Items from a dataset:
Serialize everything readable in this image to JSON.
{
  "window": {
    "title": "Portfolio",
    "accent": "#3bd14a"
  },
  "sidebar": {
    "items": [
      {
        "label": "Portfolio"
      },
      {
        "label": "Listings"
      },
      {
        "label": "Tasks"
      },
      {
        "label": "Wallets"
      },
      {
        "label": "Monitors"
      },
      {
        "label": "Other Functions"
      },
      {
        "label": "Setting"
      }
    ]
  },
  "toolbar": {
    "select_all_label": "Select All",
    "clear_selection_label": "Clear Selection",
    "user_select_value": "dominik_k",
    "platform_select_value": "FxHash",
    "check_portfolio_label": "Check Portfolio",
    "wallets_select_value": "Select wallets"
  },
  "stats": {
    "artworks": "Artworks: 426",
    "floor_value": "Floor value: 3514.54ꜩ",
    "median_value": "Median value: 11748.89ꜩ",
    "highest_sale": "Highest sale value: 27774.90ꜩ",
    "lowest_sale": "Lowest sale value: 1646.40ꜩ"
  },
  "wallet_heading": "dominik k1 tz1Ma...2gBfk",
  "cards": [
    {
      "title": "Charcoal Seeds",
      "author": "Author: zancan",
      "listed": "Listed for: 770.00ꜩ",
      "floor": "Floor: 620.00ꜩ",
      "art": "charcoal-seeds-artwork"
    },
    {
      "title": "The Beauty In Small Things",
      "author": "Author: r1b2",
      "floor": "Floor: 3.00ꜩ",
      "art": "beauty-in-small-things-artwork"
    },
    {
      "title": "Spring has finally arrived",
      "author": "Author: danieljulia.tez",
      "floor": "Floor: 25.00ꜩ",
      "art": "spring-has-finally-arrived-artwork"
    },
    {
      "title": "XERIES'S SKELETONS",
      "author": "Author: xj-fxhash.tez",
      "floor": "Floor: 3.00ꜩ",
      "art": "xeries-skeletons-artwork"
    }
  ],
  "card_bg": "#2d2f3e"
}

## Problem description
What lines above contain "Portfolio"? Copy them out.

## Response area
    "title": "Portfolio",
        "label": "Portfolio"
    "check_portfolio_label": "Check Portfolio",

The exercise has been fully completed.